Himalayan salt is believed by many to be a healthier alternative to common table salt, or sodium chloride. Though mined like rock salt, Himalayan pink salt is technically a sea salt. Salt is an essential nutrient required for many biological processes that has seasoned our dinners for thousands of years.

What is best substitute for salt?

Here are 18 flavorful salt substitutes.

  1. Garlic. Garlic is a pungent spice that boosts flavor without increasing sodium content. …
  2. Lemon juice or zest. …
  3. Ground black pepper. …
  4. Dill. …
  5. Dried onion or onion powder. …
  6. Nutritional yeast. …
  7. Balsamic vinegar. …
  8. Smoked paprika.
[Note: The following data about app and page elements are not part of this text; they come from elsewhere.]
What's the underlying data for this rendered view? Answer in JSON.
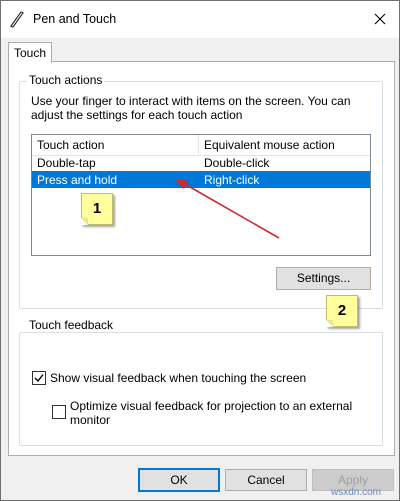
{
  "window": {
    "title": "Pen and Touch"
  },
  "tabs": [
    {
      "label": "Touch"
    }
  ],
  "touch_actions": {
    "group_title": "Touch actions",
    "description": "Use your finger to interact with items on the screen. You can adjust the settings for each touch action",
    "columns": [
      "Touch action",
      "Equivalent mouse action"
    ],
    "rows": [
      {
        "action": "Double-tap",
        "mouse": "Double-click",
        "selected": false
      },
      {
        "action": "Press and hold",
        "mouse": "Right-click",
        "selected": true
      }
    ],
    "settings_button": "Settings..."
  },
  "touch_feedback": {
    "group_title": "Touch feedback",
    "show_visual_feedback": {
      "label": "Show visual feedback when touching the screen",
      "checked": true
    },
    "optimize_feedback": {
      "label": "Optimize visual feedback for projection to an external monitor",
      "checked": false
    }
  },
  "footer": {
    "ok": "OK",
    "cancel": "Cancel",
    "apply": "Apply"
  },
  "annotations": {
    "callout_1": "1",
    "callout_2": "2",
    "arrow_color": "#cc2b2b"
  },
  "watermark": "wsxdn.com",
  "colors": {
    "selection": "#0078d7",
    "default_button_border": "#0078d7"
  }
}
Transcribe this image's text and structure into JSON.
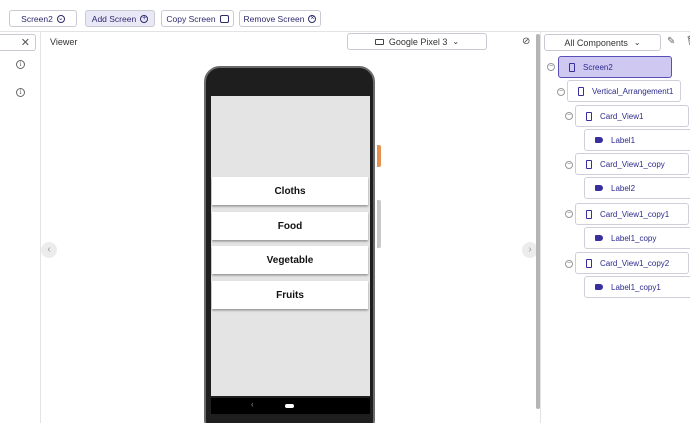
{
  "toolbar": {
    "screen_select": "Screen2",
    "add_screen": "Add Screen",
    "copy_screen": "Copy Screen",
    "remove_screen": "Remove Screen"
  },
  "viewer": {
    "title": "Viewer",
    "device": "Google Pixel 3",
    "cards": [
      "Cloths",
      "Food",
      "Vegetable",
      "Fruits"
    ]
  },
  "components": {
    "filter": "All Components",
    "tree": [
      {
        "label": "Screen2",
        "icon": "phone-icon"
      },
      {
        "label": "Vertical_Arrangement1",
        "icon": "vertical-arrangement-icon"
      },
      {
        "label": "Card_View1",
        "icon": "card-view-icon"
      },
      {
        "label": "Label1",
        "icon": "label-icon"
      },
      {
        "label": "Card_View1_copy",
        "icon": "card-view-icon"
      },
      {
        "label": "Label2",
        "icon": "label-icon"
      },
      {
        "label": "Card_View1_copy1",
        "icon": "card-view-icon"
      },
      {
        "label": "Label1_copy",
        "icon": "label-icon"
      },
      {
        "label": "Card_View1_copy2",
        "icon": "card-view-icon"
      },
      {
        "label": "Label1_copy1",
        "icon": "label-icon"
      }
    ]
  },
  "colors": {
    "accent": "#2c2a8e",
    "selected_bg": "#cfc9f2",
    "side_button": "#e5904f"
  }
}
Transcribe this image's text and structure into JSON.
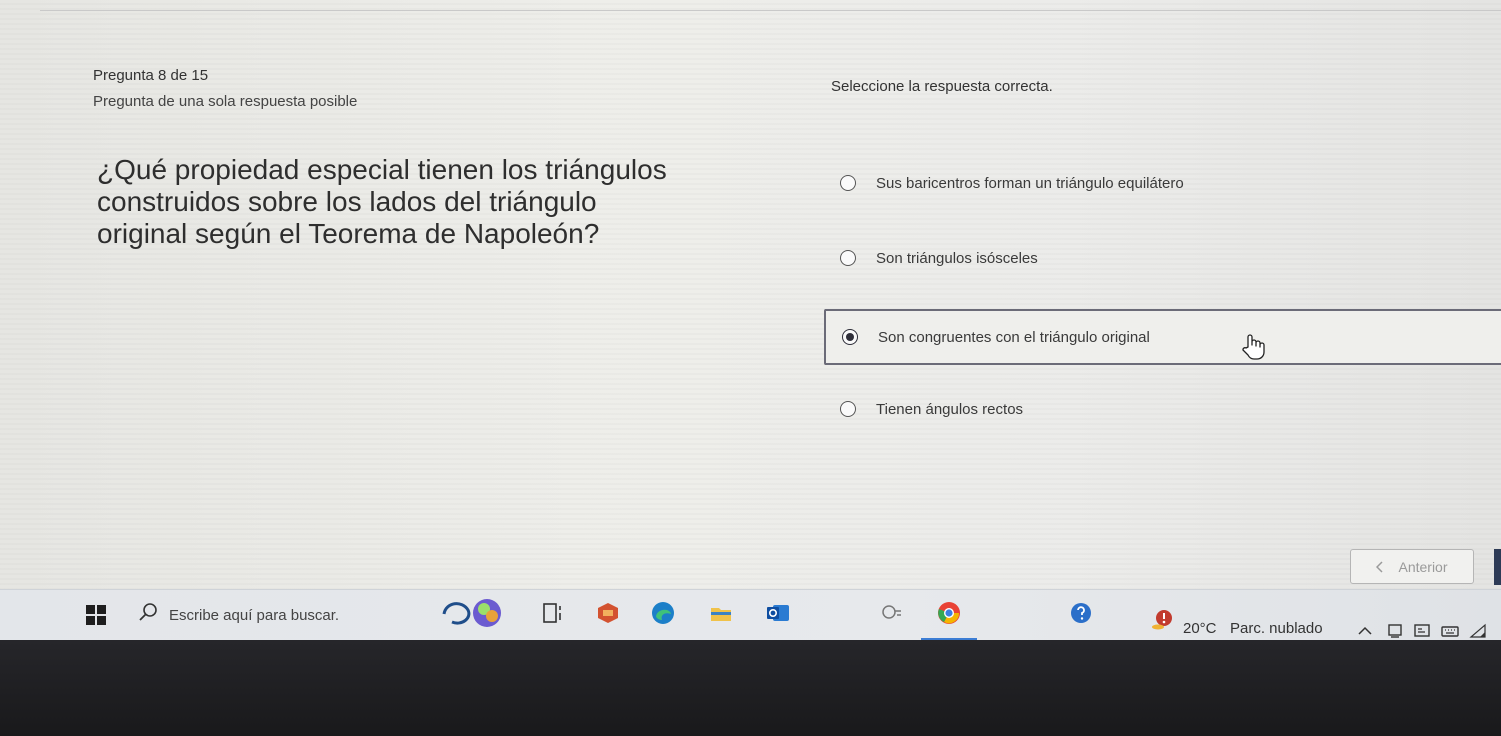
{
  "quiz": {
    "question_counter": "Pregunta 8 de 15",
    "question_type": "Pregunta de una sola respuesta posible",
    "question_text": "¿Qué propiedad especial tienen los triángulos construidos sobre los lados del triángulo original según el Teorema de Napoleón?",
    "instruction": "Seleccione la respuesta correcta.",
    "options": [
      {
        "label": "Sus baricentros forman un triángulo equilátero",
        "selected": false
      },
      {
        "label": "Son triángulos isósceles",
        "selected": false
      },
      {
        "label": "Son congruentes con el triángulo original",
        "selected": true
      },
      {
        "label": "Tienen ángulos rectos",
        "selected": false
      }
    ],
    "prev_button": {
      "label": "Anterior",
      "icon": "chevron-left-icon"
    }
  },
  "taskbar": {
    "search_placeholder": "Escribe aquí para buscar.",
    "apps": [
      "copilot-icon",
      "task-view-icon",
      "office-icon",
      "edge-icon",
      "file-explorer-icon",
      "outlook-icon",
      "search-widget-icon",
      "chrome-icon",
      "help-icon"
    ],
    "weather": {
      "temp": "20°C",
      "condition": "Parc. nublado"
    },
    "tray": [
      "chevron-up-icon",
      "network-icon",
      "display-icon",
      "keyboard-icon",
      "wifi-icon"
    ]
  }
}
Do you use iodized salt for cooking?

Truth to be told, non-iodized salt and iodized salt have the same appearance, taste, and texture. The grain difference between these two variants is the iodine content. So, while iodized salt assists people with iodine deficiency, it doesn’t mean that you cannot use non-iodized salt for your cooking and baking needs.

Does sea salt have iodine?

Unfortified sea salt contains only a small amount of iodine. Still, it’s hard to determine precisely how much iodized salt contributes to an individual’s iodine levels. Iodized salt in the U.S. contains 45 micrograms of iodine per gram of salt.